It really is the dog days of summer around here. As I type this Portland, Oregon is staring another several days of over 100 degree weather in the face. The last heat wave we had in June left my ferns and hydrangeas with burnt leaves and that's not to mention what it did to the wildlife and the birds who summer in the north to avoid the heat.
Alas, the subject of this post is not about the heat but about of course, soap and how it cleans your body and that greasy dish.
The power of soap can be best seen when washing a greasy dish. In fact, I've received many reviews, emails, and comments from customers surprised at how well the solid dish soap
cleans their greasy pots and doesn't leave them slick. I wish I could claim some secret ingredient or process that allows this to happen but it's really just science.
At a molecular level soap breaks things apart. Soap is made of tiny molecules that contain a head and a tail. The head portion of the molecule easily binds with water while the tail portion avoids binding with water, instead it binds with oils and fats. When you wash a greasy dish or lather your dirty body with soap the tail portion of these tiny molecules attach themselves to lipids and dirt and pries them off, working like a crowbar to remove them from the dish or body where they are then trapped in the tiny bubbles of soap called micelles and washed away.
Soap works not only to remove dirt and grease from surfaces but it's also highly effective at removing viruses and bacteria, better than hand sanitizers. Even viruses that don't depend on lipid membranes to infect can be washed away with vigorous washing with soap.
Dish detergents and body washes are not soap. Soaps are made by combining an acid and a base through the chemical process known as saponification.
Instead detergents contain surfactants which work the same way as soap by attaching to the grease and dirt on one end and the water on another end, however they don't stop working like this when they're washed down the drain. If the surfactants are persistent, they do the same thing to aquatic life by attacking the natural oils in the mucus membrane of fish and in some cases causing their gills to quit working.
Many detergents and body washes also contain phosphates which can enter fresh water when washed down the drain promoting the growth of algae.
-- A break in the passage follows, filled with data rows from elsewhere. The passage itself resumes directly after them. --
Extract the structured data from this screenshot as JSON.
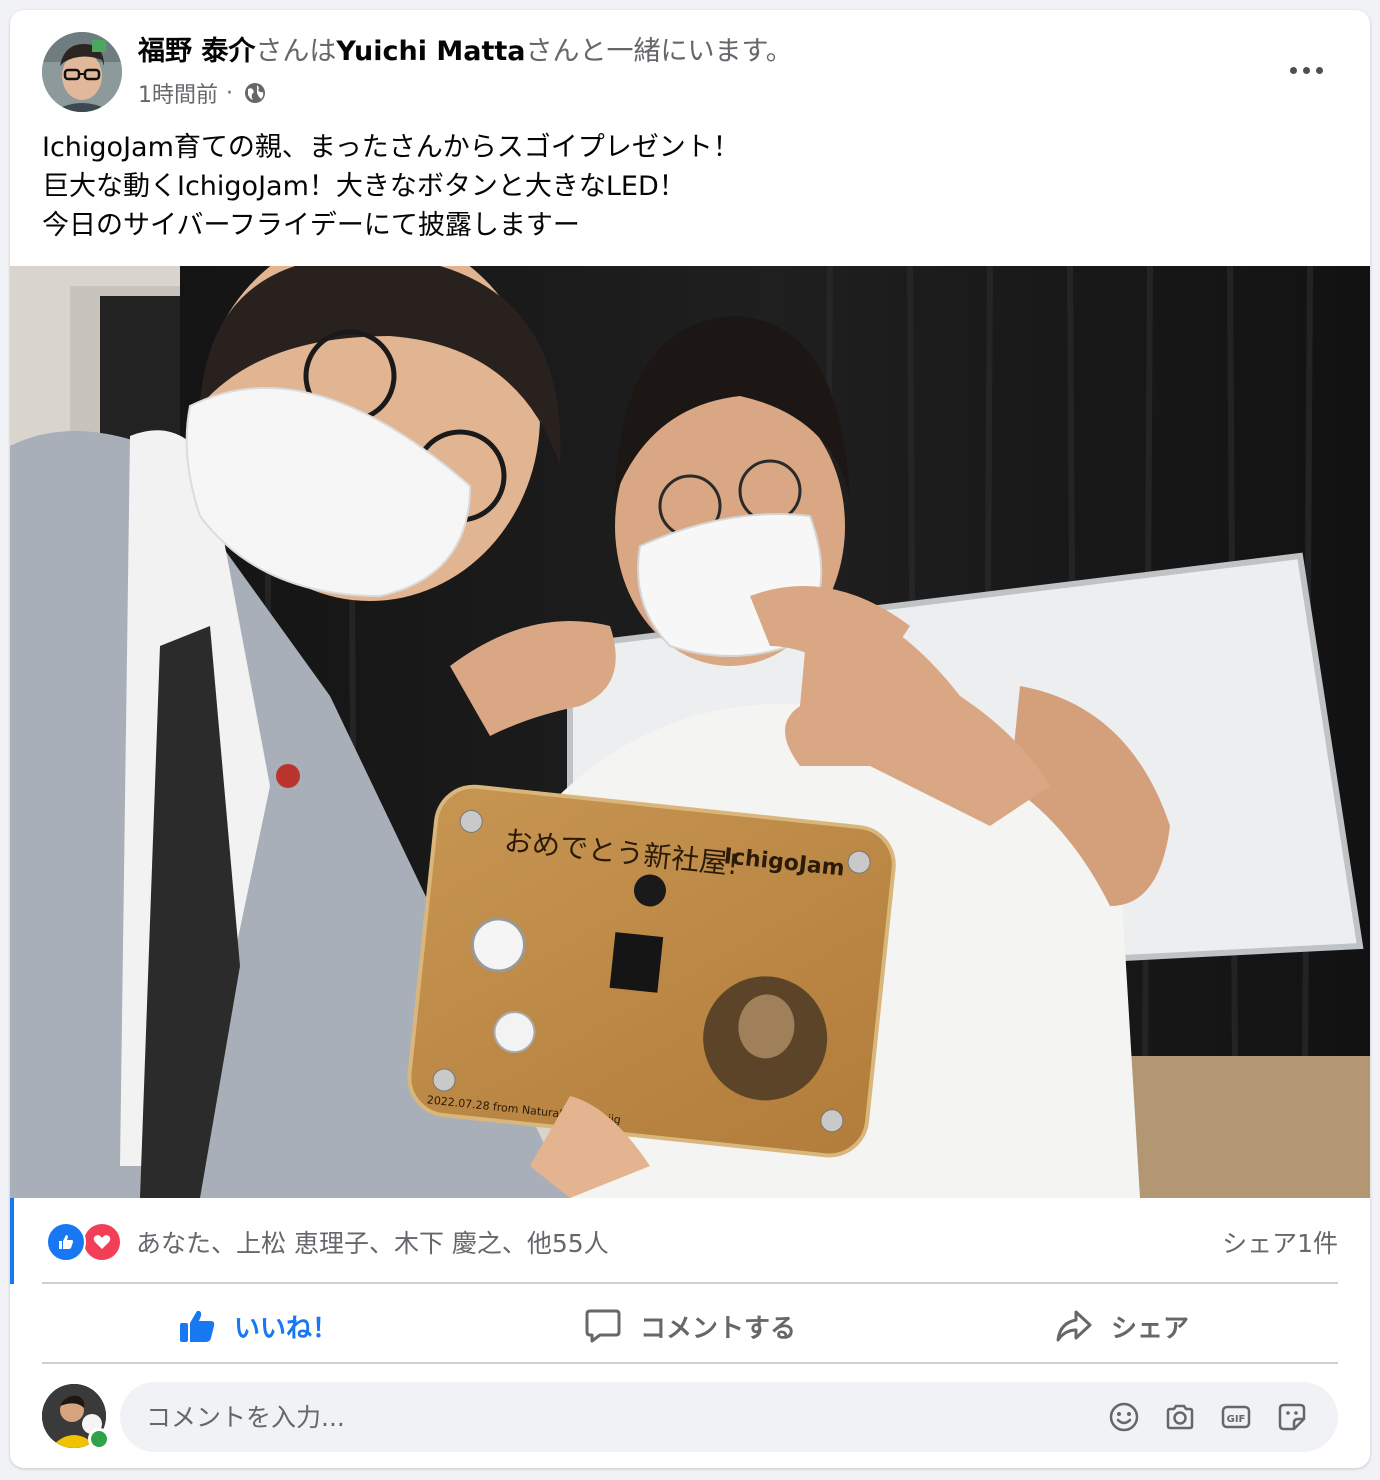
{
  "post": {
    "author": "福野 泰介",
    "with_connector": "さんは",
    "tagged_user": "Yuichi Matta",
    "with_suffix": "さんと一緒にいます。",
    "timestamp": "1時間前",
    "separator": "·",
    "privacy_icon": "globe-icon",
    "text_lines": [
      "IchigoJam育ての親、まったさんからスゴイプレゼント！",
      "巨大な動くIchigoJam！大きなボタンと大きなLED！",
      "今日のサイバーフライデーにて披露しますー"
    ],
    "board_message": "おめでとう新社屋!",
    "board_logo": "IchigoJam",
    "board_date": "2022.07.28 from NaturalStyle to jig"
  },
  "reactions": {
    "icons": [
      "like-icon",
      "love-icon"
    ],
    "names": "あなた、上松 恵理子、木下 慶之、他55人",
    "share_count": "シェア1件"
  },
  "actions": {
    "like": "いいね！",
    "comment": "コメントする",
    "share": "シェア"
  },
  "composer": {
    "placeholder": "コメントを入力...",
    "tools": [
      "emoji-icon",
      "camera-icon",
      "gif-icon",
      "sticker-icon"
    ]
  },
  "colors": {
    "accent": "#1877f2",
    "love": "#f33e58",
    "muted": "#65676b",
    "online": "#31a24c"
  }
}
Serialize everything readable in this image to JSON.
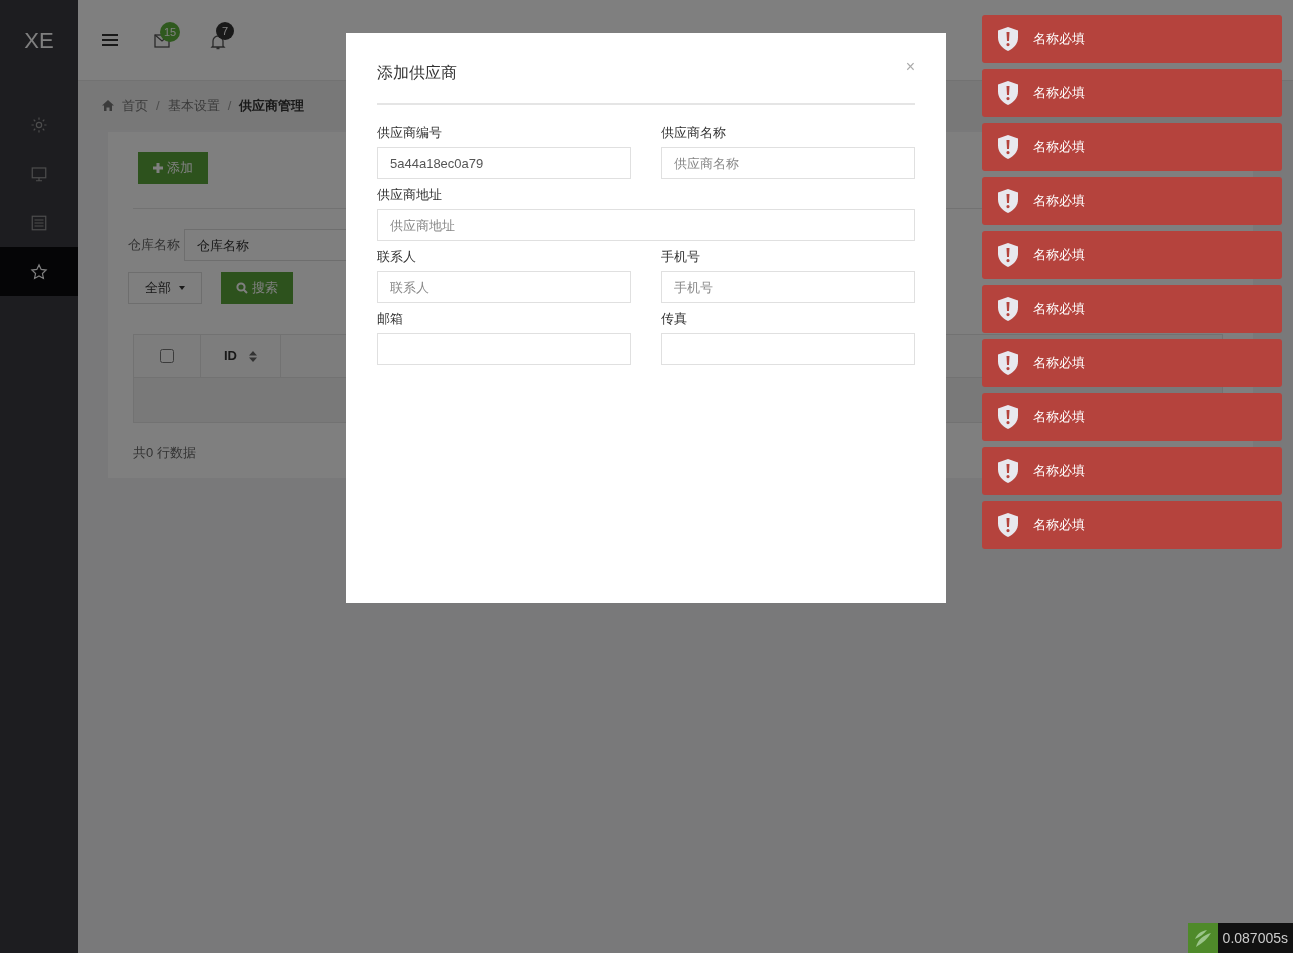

So, although you can get your body and your dishes clean with detergents the cost to fresh water and aquatic life makes soap the better choice!